Entries supplied.

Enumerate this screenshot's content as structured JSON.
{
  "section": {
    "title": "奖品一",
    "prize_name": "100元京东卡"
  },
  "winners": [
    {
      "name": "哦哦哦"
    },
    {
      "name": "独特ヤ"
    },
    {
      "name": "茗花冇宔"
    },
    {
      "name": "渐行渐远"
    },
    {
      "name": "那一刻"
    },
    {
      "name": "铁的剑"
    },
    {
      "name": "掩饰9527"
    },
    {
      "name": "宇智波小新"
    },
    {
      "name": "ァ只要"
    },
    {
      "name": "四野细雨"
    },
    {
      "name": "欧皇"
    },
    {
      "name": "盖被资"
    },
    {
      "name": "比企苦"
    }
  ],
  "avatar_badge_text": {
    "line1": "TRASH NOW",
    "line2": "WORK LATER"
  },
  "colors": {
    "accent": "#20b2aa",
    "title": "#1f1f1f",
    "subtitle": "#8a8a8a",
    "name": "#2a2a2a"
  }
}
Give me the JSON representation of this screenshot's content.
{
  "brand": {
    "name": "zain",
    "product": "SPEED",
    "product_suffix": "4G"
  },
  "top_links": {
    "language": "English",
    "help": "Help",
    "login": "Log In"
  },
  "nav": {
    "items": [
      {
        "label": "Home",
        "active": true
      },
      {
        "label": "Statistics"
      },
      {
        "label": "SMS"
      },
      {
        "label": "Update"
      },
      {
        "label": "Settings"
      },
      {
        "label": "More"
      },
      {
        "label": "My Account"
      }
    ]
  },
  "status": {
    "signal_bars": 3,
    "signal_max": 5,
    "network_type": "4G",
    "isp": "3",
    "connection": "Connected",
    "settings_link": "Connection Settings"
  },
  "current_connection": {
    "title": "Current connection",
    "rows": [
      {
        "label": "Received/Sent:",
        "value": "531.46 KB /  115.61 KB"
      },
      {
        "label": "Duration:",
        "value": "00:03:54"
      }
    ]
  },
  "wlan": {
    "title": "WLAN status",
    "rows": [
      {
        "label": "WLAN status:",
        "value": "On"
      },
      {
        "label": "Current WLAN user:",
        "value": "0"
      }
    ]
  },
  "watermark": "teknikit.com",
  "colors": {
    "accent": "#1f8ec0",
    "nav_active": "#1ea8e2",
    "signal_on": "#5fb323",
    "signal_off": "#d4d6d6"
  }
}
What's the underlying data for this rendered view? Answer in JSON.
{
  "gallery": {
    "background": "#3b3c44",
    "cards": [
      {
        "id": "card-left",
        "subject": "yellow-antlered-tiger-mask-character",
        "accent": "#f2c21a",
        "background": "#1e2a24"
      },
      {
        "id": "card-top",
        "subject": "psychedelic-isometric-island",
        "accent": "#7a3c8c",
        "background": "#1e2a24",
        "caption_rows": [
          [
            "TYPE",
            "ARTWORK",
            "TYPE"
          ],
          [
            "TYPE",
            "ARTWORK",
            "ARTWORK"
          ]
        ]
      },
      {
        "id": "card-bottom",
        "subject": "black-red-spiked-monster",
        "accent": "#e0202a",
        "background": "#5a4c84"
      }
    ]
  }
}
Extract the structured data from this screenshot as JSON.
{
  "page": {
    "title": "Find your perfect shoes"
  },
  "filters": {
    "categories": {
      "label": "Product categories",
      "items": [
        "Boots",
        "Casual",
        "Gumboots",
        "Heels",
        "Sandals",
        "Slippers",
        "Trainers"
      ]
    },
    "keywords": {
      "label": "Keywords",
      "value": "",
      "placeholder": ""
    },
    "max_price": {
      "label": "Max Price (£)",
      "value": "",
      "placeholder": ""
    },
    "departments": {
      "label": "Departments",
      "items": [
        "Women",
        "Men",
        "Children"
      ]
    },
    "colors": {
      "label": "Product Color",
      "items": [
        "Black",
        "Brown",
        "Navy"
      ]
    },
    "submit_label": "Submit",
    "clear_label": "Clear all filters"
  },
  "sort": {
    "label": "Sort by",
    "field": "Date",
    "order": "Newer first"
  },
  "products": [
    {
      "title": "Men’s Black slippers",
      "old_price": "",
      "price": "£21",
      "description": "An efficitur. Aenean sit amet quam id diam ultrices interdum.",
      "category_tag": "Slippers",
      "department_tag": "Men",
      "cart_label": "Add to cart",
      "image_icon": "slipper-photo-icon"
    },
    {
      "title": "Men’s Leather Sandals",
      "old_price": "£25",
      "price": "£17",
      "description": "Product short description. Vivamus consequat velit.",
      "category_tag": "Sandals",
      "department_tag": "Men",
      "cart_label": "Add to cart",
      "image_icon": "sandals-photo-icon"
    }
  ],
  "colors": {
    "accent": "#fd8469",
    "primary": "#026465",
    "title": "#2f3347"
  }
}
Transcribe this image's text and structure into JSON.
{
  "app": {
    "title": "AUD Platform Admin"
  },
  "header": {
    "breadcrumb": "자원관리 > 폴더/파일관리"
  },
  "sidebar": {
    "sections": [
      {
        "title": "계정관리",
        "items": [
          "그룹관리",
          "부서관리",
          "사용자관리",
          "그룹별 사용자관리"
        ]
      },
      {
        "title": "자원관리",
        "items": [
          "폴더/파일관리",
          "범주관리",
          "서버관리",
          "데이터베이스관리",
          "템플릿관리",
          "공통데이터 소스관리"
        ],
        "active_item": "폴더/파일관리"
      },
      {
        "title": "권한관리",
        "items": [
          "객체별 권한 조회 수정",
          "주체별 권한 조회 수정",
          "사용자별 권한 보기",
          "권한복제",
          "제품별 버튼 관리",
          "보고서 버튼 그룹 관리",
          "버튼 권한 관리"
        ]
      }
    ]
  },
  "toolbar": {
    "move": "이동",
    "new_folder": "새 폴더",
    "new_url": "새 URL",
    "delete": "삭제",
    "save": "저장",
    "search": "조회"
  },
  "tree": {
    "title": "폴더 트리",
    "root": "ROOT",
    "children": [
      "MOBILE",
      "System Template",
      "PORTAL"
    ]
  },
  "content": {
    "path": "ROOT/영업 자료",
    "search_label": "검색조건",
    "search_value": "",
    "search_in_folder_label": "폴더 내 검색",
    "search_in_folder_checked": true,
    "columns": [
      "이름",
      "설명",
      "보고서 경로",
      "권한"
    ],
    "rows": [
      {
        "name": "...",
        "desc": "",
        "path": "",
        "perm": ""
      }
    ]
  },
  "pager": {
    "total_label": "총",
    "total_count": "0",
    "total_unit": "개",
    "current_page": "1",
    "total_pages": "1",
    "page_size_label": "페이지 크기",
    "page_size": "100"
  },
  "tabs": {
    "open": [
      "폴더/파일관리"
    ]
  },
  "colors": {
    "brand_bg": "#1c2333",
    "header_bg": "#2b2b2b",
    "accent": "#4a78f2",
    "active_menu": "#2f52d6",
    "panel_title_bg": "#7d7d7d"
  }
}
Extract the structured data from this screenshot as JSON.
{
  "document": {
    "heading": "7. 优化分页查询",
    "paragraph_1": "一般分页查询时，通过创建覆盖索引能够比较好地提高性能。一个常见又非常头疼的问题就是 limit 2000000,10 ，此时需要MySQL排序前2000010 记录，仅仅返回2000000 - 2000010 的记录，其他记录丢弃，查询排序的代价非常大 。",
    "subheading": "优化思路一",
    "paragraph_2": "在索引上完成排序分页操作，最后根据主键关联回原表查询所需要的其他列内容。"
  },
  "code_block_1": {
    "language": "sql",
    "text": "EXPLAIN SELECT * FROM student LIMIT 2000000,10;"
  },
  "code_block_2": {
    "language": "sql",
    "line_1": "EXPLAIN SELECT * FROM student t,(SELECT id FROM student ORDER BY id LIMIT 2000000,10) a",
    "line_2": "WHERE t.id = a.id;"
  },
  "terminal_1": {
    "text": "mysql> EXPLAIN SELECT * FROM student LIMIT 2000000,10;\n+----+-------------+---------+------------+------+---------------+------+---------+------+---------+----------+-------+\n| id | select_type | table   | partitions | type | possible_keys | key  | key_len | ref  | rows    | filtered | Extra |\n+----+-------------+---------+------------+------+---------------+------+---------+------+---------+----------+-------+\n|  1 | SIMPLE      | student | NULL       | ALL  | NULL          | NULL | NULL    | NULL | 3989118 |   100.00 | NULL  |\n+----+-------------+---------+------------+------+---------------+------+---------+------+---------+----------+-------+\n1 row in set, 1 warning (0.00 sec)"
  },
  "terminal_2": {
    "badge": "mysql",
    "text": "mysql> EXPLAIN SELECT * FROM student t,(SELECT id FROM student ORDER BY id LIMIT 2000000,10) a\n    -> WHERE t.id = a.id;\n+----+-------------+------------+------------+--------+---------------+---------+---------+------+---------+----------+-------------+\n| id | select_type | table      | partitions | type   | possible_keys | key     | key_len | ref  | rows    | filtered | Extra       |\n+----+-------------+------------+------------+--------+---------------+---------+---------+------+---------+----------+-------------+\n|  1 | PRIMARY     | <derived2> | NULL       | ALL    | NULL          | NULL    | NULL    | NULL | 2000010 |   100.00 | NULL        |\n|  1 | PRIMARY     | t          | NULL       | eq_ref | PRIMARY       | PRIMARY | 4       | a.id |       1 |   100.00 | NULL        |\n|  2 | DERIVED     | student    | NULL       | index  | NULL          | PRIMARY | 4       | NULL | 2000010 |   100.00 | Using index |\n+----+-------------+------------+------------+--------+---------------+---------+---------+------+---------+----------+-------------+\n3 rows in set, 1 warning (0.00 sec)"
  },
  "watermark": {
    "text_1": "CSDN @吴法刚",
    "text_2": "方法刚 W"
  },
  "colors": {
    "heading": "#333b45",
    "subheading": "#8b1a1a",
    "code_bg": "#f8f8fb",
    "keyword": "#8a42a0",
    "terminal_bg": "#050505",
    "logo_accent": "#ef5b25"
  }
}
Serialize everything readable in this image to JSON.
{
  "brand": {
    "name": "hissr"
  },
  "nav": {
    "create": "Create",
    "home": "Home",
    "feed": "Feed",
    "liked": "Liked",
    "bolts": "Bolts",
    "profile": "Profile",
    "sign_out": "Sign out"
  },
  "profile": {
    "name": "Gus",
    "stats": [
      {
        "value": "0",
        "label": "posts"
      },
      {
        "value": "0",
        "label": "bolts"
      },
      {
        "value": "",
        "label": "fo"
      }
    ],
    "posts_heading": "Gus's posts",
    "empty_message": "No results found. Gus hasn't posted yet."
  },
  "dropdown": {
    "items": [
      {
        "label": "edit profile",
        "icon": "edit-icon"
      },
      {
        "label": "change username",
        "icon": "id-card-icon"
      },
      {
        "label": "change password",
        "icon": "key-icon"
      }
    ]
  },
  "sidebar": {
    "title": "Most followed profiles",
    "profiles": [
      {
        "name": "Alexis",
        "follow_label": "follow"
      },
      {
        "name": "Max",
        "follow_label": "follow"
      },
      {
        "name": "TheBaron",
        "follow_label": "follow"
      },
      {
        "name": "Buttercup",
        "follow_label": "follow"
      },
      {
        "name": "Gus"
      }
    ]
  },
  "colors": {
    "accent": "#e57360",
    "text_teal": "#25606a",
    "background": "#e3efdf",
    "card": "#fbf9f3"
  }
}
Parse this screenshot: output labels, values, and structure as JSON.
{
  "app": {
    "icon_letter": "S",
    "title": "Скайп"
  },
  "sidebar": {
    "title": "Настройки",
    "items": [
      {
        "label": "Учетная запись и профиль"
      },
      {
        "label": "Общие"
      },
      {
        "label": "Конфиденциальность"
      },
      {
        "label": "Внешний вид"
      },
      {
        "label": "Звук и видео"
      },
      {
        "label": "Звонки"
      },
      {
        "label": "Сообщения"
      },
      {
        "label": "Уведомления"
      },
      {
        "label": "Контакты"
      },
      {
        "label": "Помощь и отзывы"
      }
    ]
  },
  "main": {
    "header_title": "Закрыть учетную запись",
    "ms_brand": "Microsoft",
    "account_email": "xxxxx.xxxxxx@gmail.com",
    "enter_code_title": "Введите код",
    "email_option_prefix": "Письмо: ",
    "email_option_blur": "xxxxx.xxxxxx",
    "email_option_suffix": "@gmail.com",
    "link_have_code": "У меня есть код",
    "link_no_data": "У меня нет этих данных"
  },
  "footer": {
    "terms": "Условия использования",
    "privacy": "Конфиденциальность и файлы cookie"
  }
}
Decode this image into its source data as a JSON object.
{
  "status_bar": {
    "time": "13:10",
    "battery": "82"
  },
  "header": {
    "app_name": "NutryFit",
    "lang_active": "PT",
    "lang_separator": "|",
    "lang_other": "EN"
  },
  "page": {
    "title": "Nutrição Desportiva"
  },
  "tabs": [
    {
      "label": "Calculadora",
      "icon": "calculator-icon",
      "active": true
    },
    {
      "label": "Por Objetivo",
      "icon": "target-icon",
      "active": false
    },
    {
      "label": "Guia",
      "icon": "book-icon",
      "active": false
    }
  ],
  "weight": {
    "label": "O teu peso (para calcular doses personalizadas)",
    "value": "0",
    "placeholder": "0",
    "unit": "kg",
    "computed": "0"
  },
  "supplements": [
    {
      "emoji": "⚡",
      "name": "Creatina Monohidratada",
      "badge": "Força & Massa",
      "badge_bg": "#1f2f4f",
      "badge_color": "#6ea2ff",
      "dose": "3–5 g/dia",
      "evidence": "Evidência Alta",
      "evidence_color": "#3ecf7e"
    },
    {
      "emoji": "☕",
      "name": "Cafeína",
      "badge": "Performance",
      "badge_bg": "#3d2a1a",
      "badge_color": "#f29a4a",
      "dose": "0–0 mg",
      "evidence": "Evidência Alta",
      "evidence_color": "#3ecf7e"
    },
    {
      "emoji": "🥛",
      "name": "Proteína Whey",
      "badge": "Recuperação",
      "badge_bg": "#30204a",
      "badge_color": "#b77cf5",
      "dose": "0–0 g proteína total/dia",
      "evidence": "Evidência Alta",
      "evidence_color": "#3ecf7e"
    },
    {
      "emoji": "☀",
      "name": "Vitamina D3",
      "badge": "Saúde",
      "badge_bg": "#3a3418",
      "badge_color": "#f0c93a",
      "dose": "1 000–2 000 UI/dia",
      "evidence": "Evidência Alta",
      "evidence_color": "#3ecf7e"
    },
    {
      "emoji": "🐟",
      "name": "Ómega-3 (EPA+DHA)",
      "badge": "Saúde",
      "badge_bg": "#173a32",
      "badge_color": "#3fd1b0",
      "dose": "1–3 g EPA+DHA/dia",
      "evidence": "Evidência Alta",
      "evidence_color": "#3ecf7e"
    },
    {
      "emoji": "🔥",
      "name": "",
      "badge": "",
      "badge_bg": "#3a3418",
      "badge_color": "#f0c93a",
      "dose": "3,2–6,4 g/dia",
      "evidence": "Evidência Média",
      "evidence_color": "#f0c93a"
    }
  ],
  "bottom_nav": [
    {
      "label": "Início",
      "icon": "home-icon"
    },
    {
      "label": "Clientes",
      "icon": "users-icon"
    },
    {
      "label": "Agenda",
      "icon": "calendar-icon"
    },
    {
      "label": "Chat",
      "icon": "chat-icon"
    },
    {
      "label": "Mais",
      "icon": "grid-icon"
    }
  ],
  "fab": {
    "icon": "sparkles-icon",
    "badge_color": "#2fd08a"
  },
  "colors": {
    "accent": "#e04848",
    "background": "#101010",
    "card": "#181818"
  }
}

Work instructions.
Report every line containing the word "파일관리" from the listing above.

Result of the task.
    "breadcrumb": "자원관리 > 폴더/파일관리"
          "폴더/파일관리",
        "active_item": "폴더/파일관리"
      "폴더/파일관리"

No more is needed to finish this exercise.